Segovia: Cycle the Spanish Heartland by Exodus' Andrew Buswell
The area around the foothills of the Guadarrama Mountains to the north west of Madrid is relatively unknown to tourists, yet the city of Segovia is one of Spain’s most historic cities, whilst the province of Castilla-Leon itself is a stunning contrast of canyons, nature reserves, castles, ancient towns, pine forests and grazing routes.
Our week-long cycling holiday began by tackling a section of the famous pilgrimage route of the Camino de Santiago as it crosses the Guadarrama Mountains. The group headed towards an old Roman road whereupon a shocked local gentleman pulled me aside to advise me that we should head in a different direction. I politely informed him that I completely trusted my cycling leader and thanked him for the tip. However, the short distance of 100m was mainly covered on foot! I saw the same gentleman at the top of the pass and gloated about our efforts but it was also an opportunity to take a break and recuperate in preparation for the gradual ascent to the ancient mountain pass of La Fuenfria.
The heavens opened as we reached the peak of our first and hardest climb of the trip at Peñalara (2,430m) so we took cover lunching in the pine forest. Thankfully, we were not to see any more rain until our drive back to Madrid Airport six days later.
The next two nights were spent cycling near the beautiful historic city of Segovia. A pleasant circular route took us past storks nesting in farmers’ fields and clock towers and red kites frequently swooped by - all under the spotlight of the beautiful sun. Whilst Segovia is most famous for its impressive Roman aqueduct that transported water into the city, I would say the superb culinary delight of tucking into suckling pig was the most memorable experience for me. With our stomachs full to the brim we ambled our way around the twisting alleyways and narrow winding streets admiring the Moorish, Christian and Jewish architecture. Our last stop was the fairytale Alcazar of Segovia, rumoured to have been the inspiration for the castle in Walt Disney’s “Sleeping Beauty”, and this provided us with absolutely stunning views of the city, set in the shadow of the Guadarrama Mountains.
My trip coincided with the Spanish lavender season (June) and there were purple flowers blossoming for miles around. There was almost every colour of the rainbow in the nearby countryside, as a plethora of flowers tempted us all to dismount and snap away for the perfect picture. There was also time for a dip in the river before heading to the mediaeval town of Pedraza.
Another day came and we had the opportunity to explore one of Spain’s most beautiful walled mediaeval villages.
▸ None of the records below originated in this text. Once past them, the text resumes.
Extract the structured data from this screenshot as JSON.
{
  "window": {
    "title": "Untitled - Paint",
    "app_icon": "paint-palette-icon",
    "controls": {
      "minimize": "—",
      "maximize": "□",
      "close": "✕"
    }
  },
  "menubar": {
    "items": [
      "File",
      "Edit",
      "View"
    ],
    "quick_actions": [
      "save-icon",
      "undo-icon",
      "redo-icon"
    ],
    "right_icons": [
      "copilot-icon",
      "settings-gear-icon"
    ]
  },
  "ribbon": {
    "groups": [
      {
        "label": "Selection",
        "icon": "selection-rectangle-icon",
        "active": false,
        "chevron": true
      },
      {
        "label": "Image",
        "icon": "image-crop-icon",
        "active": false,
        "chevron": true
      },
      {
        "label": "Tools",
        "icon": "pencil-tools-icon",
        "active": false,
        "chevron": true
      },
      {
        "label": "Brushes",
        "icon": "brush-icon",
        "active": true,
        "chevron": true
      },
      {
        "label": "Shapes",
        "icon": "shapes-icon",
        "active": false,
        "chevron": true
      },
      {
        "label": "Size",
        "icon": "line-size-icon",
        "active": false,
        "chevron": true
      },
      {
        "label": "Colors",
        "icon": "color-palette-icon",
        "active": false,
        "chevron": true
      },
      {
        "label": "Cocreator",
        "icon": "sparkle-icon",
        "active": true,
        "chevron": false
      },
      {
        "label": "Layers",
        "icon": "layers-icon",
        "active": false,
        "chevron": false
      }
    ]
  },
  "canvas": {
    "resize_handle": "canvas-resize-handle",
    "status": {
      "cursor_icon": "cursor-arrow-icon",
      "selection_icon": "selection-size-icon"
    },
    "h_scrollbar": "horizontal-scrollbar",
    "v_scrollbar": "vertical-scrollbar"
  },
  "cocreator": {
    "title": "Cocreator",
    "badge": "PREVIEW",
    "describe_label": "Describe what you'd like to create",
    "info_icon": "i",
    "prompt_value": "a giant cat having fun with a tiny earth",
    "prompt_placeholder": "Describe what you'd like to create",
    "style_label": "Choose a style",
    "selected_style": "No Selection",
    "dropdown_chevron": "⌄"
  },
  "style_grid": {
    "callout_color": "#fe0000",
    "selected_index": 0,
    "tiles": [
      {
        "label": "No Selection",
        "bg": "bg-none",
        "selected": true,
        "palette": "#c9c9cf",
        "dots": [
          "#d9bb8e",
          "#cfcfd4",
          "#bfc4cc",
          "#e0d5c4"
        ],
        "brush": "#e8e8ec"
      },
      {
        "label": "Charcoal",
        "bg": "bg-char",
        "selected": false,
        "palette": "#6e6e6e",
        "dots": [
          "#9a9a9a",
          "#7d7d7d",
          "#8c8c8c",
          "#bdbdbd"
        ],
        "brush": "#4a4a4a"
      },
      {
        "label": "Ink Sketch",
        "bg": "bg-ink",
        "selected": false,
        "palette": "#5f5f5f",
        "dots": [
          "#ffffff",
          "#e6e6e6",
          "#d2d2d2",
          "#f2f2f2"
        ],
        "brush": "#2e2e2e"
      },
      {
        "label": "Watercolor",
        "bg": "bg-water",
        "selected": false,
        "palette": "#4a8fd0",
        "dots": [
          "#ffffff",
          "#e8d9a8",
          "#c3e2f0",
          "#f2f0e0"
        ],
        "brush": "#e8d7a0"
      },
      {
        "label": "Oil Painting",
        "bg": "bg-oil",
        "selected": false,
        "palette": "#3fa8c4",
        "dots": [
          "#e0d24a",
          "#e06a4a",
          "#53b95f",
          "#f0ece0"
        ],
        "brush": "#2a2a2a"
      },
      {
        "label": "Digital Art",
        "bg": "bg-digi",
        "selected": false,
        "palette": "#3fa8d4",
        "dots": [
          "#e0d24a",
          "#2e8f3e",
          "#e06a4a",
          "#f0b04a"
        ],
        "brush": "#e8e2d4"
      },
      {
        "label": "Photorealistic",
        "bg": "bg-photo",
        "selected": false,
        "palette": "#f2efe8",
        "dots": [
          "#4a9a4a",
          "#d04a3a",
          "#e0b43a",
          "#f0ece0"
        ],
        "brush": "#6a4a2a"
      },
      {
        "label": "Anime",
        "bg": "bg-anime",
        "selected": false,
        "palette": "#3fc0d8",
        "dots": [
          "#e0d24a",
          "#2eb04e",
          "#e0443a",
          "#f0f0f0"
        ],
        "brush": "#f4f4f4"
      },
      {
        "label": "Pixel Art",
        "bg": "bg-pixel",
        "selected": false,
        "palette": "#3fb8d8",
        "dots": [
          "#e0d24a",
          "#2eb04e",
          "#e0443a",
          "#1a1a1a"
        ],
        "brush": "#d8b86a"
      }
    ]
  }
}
As with Segovia, it was the food that stayed in our hearts and minds, with the local “asadors” serving excellent lamb. After a tour of the old jail I thought myself very lucky to be living in modern times where you can’t be thrown into a pit or chained to a wall for tax evasion!
The final day’s ride took us along a riverside route to the dramatic limestone canyon of Duraton, carved over millions of years by the slow action of the waters and now a protected nature reserve and home to the largest colony of nesting vultures in Spain. From a vantage point at the old hermitage at San Frutos, we enjoyed spectacular views over the canyon and were at just the right height for the flying vultures to cast great shadows over us.
This trip really helped me discover a different side of Spain – one well away from the tourists but totally surrounded by wildlife, history, nature and excellent cuisine - all perfect for being discovered by bike.
Andrew Buswell travelled on Exodus’ Segovia: Cycle the Spanish Heartland holiday.